Task prompt: Except for the images, repeat the entries below word for word.

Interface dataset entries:
▬▬▬▬▬▬

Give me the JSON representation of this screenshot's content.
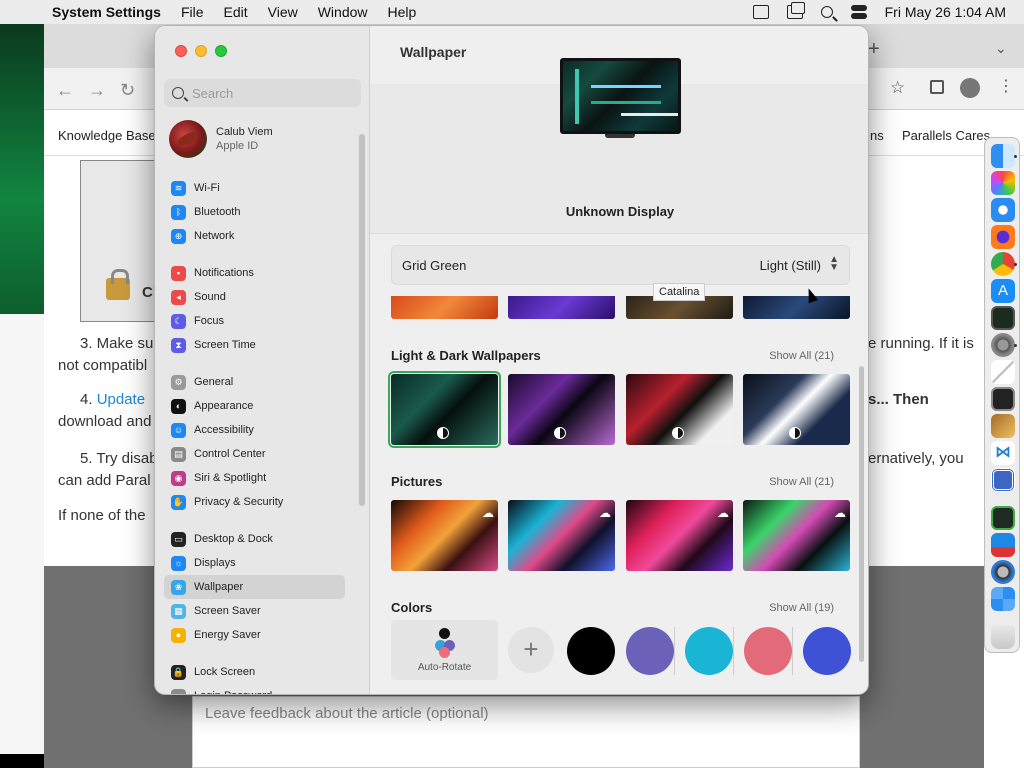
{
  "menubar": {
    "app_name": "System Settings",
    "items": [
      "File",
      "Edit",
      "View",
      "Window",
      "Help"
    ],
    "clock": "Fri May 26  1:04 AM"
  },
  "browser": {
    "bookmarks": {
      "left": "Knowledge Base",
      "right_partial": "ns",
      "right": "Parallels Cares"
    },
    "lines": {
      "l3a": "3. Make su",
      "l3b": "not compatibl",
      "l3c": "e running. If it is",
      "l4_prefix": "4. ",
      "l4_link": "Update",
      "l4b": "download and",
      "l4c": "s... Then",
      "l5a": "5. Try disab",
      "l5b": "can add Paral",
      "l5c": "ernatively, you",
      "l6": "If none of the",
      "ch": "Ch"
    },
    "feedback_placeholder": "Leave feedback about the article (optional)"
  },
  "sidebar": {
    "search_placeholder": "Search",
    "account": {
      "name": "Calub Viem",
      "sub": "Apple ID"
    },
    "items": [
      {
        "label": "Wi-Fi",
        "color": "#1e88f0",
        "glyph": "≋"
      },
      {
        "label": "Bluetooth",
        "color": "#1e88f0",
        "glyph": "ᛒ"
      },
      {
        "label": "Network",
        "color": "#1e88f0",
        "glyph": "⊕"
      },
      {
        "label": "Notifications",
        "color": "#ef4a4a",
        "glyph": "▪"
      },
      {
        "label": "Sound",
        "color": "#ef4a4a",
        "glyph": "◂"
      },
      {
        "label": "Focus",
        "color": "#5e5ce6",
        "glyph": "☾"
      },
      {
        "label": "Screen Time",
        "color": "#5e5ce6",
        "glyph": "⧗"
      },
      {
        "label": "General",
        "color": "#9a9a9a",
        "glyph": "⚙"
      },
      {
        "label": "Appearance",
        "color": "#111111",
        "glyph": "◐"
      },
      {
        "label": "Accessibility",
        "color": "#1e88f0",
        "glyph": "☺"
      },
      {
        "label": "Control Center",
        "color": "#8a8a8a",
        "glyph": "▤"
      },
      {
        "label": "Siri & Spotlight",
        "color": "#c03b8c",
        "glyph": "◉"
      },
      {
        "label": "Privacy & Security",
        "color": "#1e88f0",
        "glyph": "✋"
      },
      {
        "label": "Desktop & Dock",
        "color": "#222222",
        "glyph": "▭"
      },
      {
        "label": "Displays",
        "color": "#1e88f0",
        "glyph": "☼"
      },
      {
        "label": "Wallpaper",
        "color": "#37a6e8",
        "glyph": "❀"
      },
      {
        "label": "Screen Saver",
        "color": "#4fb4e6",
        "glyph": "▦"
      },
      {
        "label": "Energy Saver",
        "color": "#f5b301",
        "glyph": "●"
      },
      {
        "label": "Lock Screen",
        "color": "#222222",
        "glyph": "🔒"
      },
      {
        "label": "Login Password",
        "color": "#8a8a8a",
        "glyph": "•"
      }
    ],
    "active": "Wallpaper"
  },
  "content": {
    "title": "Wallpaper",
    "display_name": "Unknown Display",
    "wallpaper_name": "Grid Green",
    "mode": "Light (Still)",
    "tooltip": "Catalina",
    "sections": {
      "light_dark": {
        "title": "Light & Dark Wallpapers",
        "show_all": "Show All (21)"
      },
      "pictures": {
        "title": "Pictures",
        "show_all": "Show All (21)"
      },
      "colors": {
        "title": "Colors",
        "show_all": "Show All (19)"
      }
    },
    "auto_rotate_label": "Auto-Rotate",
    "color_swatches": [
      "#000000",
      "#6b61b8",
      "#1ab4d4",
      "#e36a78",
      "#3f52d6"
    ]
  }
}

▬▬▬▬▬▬

Exercise response:
Give me the JSON representation of this screenshot's content.
{
  "menubar": {
    "app_name": "System Settings",
    "items": [
      "File",
      "Edit",
      "View",
      "Window",
      "Help"
    ],
    "clock": "Fri May 26  1:04 AM"
  },
  "browser": {
    "bookmarks": {
      "left": "Knowledge Base",
      "right_partial": "ns",
      "right": "Parallels Cares"
    },
    "lines": {
      "l3a": "3. Make su",
      "l3b": "not compatibl",
      "l3c": "e running. If it is",
      "l4_prefix": "4. ",
      "l4_link": "Update",
      "l4b": "download and",
      "l4c": "s... Then",
      "l5a": "5. Try disab",
      "l5b": "can add Paral",
      "l5c": "ernatively, you",
      "l6": "If none of the",
      "ch": "Ch"
    },
    "feedback_placeholder": "Leave feedback about the article (optional)"
  },
  "sidebar": {
    "search_placeholder": "Search",
    "account": {
      "name": "Calub Viem",
      "sub": "Apple ID"
    },
    "items": [
      {
        "label": "Wi-Fi",
        "color": "#1e88f0",
        "glyph": "≋"
      },
      {
        "label": "Bluetooth",
        "color": "#1e88f0",
        "glyph": "ᛒ"
      },
      {
        "label": "Network",
        "color": "#1e88f0",
        "glyph": "⊕"
      },
      {
        "label": "Notifications",
        "color": "#ef4a4a",
        "glyph": "▪"
      },
      {
        "label": "Sound",
        "color": "#ef4a4a",
        "glyph": "◂"
      },
      {
        "label": "Focus",
        "color": "#5e5ce6",
        "glyph": "☾"
      },
      {
        "label": "Screen Time",
        "color": "#5e5ce6",
        "glyph": "⧗"
      },
      {
        "label": "General",
        "color": "#9a9a9a",
        "glyph": "⚙"
      },
      {
        "label": "Appearance",
        "color": "#111111",
        "glyph": "◐"
      },
      {
        "label": "Accessibility",
        "color": "#1e88f0",
        "glyph": "☺"
      },
      {
        "label": "Control Center",
        "color": "#8a8a8a",
        "glyph": "▤"
      },
      {
        "label": "Siri & Spotlight",
        "color": "#c03b8c",
        "glyph": "◉"
      },
      {
        "label": "Privacy & Security",
        "color": "#1e88f0",
        "glyph": "✋"
      },
      {
        "label": "Desktop & Dock",
        "color": "#222222",
        "glyph": "▭"
      },
      {
        "label": "Displays",
        "color": "#1e88f0",
        "glyph": "☼"
      },
      {
        "label": "Wallpaper",
        "color": "#37a6e8",
        "glyph": "❀"
      },
      {
        "label": "Screen Saver",
        "color": "#4fb4e6",
        "glyph": "▦"
      },
      {
        "label": "Energy Saver",
        "color": "#f5b301",
        "glyph": "●"
      },
      {
        "label": "Lock Screen",
        "color": "#222222",
        "glyph": "🔒"
      },
      {
        "label": "Login Password",
        "color": "#8a8a8a",
        "glyph": "•"
      }
    ],
    "active": "Wallpaper"
  },
  "content": {
    "title": "Wallpaper",
    "display_name": "Unknown Display",
    "wallpaper_name": "Grid Green",
    "mode": "Light (Still)",
    "tooltip": "Catalina",
    "sections": {
      "light_dark": {
        "title": "Light & Dark Wallpapers",
        "show_all": "Show All (21)"
      },
      "pictures": {
        "title": "Pictures",
        "show_all": "Show All (21)"
      },
      "colors": {
        "title": "Colors",
        "show_all": "Show All (19)"
      }
    },
    "auto_rotate_label": "Auto-Rotate",
    "color_swatches": [
      "#000000",
      "#6b61b8",
      "#1ab4d4",
      "#e36a78",
      "#3f52d6"
    ]
  }
}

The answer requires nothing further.